• [The problem]: In the listing that follows, copy out each line that includes the word "this".

☆ ☆ ☆ ☆ ☆ ☆ ☆

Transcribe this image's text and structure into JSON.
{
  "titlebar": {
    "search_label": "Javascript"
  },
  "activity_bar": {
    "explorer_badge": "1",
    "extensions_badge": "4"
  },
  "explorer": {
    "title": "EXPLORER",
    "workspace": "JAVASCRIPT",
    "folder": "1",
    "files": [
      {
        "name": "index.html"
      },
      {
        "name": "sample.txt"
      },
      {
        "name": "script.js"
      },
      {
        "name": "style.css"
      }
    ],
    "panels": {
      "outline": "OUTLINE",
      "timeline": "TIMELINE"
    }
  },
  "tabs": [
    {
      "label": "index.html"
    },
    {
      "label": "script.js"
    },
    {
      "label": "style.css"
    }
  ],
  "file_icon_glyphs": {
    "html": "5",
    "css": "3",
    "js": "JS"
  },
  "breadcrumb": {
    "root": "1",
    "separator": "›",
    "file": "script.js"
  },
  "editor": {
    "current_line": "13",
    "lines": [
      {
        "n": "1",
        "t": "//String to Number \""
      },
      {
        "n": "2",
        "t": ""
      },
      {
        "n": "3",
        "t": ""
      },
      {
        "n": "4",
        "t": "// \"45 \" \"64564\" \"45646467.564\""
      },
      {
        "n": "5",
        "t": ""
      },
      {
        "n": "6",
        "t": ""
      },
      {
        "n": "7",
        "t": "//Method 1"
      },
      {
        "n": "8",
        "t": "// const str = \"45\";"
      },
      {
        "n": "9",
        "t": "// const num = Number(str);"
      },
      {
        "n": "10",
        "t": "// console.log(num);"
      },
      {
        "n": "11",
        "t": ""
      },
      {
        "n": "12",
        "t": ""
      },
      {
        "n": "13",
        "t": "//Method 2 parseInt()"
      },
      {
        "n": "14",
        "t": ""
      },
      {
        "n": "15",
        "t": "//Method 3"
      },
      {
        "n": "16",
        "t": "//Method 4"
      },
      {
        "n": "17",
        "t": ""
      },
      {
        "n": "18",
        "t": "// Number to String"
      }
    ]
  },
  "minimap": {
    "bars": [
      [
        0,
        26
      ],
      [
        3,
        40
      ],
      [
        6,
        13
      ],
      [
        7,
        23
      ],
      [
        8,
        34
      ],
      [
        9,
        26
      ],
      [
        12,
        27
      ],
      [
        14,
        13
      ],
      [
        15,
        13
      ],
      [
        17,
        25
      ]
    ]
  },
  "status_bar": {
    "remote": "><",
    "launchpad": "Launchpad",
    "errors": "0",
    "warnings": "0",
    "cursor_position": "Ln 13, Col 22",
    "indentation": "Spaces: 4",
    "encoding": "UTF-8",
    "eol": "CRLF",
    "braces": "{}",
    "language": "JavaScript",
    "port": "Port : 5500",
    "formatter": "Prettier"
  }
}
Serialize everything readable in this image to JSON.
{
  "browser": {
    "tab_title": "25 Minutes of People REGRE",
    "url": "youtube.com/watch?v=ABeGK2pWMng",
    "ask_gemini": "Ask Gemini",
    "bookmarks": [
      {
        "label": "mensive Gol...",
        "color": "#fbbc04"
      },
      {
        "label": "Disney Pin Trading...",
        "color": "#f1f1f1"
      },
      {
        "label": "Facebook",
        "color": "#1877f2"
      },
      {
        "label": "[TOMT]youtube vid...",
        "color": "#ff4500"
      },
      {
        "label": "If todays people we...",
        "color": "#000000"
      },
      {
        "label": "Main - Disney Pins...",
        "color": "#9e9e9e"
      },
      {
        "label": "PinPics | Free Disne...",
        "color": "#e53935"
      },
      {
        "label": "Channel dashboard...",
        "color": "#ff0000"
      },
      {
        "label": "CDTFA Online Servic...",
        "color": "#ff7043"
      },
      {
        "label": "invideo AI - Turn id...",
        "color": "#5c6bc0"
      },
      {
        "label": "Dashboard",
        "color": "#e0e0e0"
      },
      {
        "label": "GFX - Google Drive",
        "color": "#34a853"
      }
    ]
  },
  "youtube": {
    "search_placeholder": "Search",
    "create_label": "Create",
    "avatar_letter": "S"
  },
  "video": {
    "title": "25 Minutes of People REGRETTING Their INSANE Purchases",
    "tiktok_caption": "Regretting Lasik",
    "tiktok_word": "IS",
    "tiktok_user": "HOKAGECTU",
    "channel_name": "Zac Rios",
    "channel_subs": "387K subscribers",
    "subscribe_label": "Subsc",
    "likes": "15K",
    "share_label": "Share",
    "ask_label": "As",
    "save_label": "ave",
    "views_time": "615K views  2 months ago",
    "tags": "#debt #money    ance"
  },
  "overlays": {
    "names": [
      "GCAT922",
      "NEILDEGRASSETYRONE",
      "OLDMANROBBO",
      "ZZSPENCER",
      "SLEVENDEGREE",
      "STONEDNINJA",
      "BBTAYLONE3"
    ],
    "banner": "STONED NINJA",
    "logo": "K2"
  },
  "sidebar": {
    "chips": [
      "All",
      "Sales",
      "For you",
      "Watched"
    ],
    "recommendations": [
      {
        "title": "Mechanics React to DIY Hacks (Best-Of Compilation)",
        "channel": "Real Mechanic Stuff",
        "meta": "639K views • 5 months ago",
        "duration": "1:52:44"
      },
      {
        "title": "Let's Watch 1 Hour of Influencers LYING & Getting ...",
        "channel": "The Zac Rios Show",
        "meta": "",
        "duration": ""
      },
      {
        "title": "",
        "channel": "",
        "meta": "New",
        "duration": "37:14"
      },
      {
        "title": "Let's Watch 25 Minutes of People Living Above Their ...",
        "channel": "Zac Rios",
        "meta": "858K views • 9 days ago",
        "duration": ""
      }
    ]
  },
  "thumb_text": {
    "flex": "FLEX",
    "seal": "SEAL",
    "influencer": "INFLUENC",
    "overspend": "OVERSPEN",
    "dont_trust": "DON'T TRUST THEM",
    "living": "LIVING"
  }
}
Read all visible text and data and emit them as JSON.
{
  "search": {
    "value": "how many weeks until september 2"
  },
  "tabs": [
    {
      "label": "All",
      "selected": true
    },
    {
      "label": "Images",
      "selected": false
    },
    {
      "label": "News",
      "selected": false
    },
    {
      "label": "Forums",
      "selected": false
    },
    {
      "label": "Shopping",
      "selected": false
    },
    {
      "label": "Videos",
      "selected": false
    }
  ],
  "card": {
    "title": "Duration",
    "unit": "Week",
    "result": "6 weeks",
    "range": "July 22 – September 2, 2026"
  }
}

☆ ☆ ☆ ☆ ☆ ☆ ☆

• [Answer area]:
Transcribe this image's text and structure into JSON.
Serialize everything readable in this image to JSON.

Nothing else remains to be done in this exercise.